The key to a featured snippet is the direct link to the source page. As a user Featured Snippets can be very handy especially when asking questions via google voice on your mobile phone. “How do I change my oil?” | “How do update windows?” | “How do I start a campfire?” etc.
A featured snippet is different than a “Direct Answer.” Direct answers are sourced from websites, but do not include the link below. Try searching for “what’s the weather in Boulder” You’ll get a seven day forecast from weather.com but no direct link to weather.com.
Are Featured Snippets worth your time?
Well obviously appearing at the top of google searches can’t be bad, right? But what about my original hypothesis that they could be keeping people away from your site. Google is in the business of selling ads. The more time they keep you looking at Google pages, the more likely you’ll eventually click on an ad. Clearly these Featured Snippets are just a ploy to keep you from leaving. It turns out that is not the case. The team over at Search Engine Land have a case study for the power of Featured Snippets for driving traffic to your site. The key take away:
Visibility from the featured snippet significantly improved the organic performance of this page, leading to a 516-percent increase in sessions.
Clearly my original thoughts on Featured Snippets were way off.

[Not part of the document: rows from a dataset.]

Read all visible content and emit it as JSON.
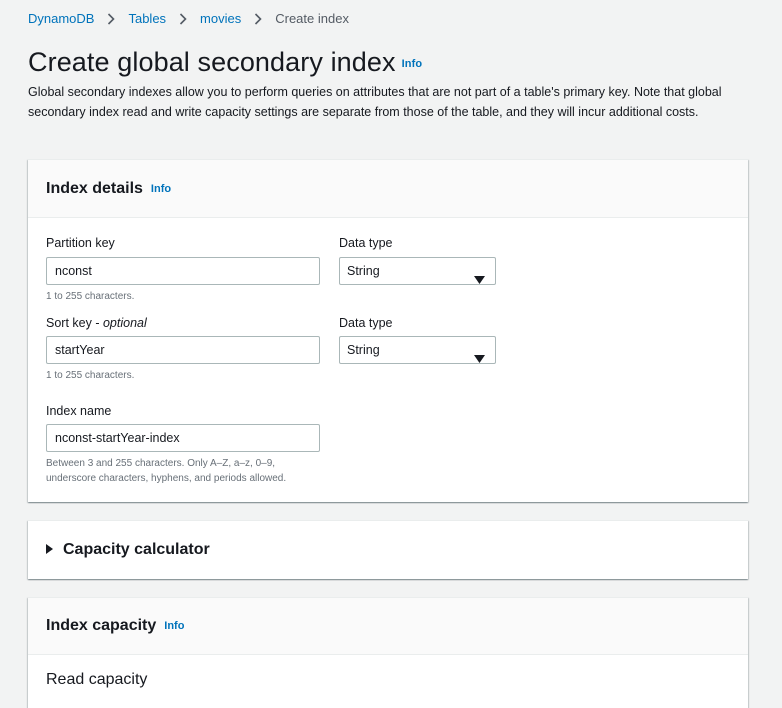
{
  "breadcrumb": {
    "items": [
      "DynamoDB",
      "Tables",
      "movies"
    ],
    "current": "Create index"
  },
  "page": {
    "title": "Create global secondary index",
    "info": "Info",
    "description": "Global secondary indexes allow you to perform queries on attributes that are not part of a table's primary key. Note that global secondary index read and write capacity settings are separate from those of the table, and they will incur additional costs."
  },
  "index_details": {
    "title": "Index details",
    "info": "Info",
    "partition_key": {
      "label": "Partition key",
      "value": "nconst",
      "hint": "1 to 255 characters.",
      "type_label": "Data type",
      "type_value": "String"
    },
    "sort_key": {
      "label": "Sort key - ",
      "label_optional": "optional",
      "value": "startYear",
      "hint": "1 to 255 characters.",
      "type_label": "Data type",
      "type_value": "String"
    },
    "index_name": {
      "label": "Index name",
      "value": "nconst-startYear-index",
      "hint_line1": "Between 3 and 255 characters. Only A–Z, a–z, 0–9,",
      "hint_line2": "underscore characters, hyphens, and periods allowed."
    }
  },
  "capacity_calculator": {
    "title": "Capacity calculator",
    "icon": "caret-right-icon"
  },
  "index_capacity": {
    "title": "Index capacity",
    "info": "Info",
    "read_capacity": "Read capacity"
  },
  "colors": {
    "link": "#0073bb",
    "background": "#f2f3f3",
    "text": "#16191f",
    "hint": "#687078"
  }
}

I think there are opportunities to rank well using a featured snippet. Anglers are constantly looking for answers to burning questions. “What’s the best rod for casting in the wind?” “How do you tie a clinch knot” “How do you clean your waders?” With a little bit of research and leg work you could take your page rankings to a whole new level. Good luck…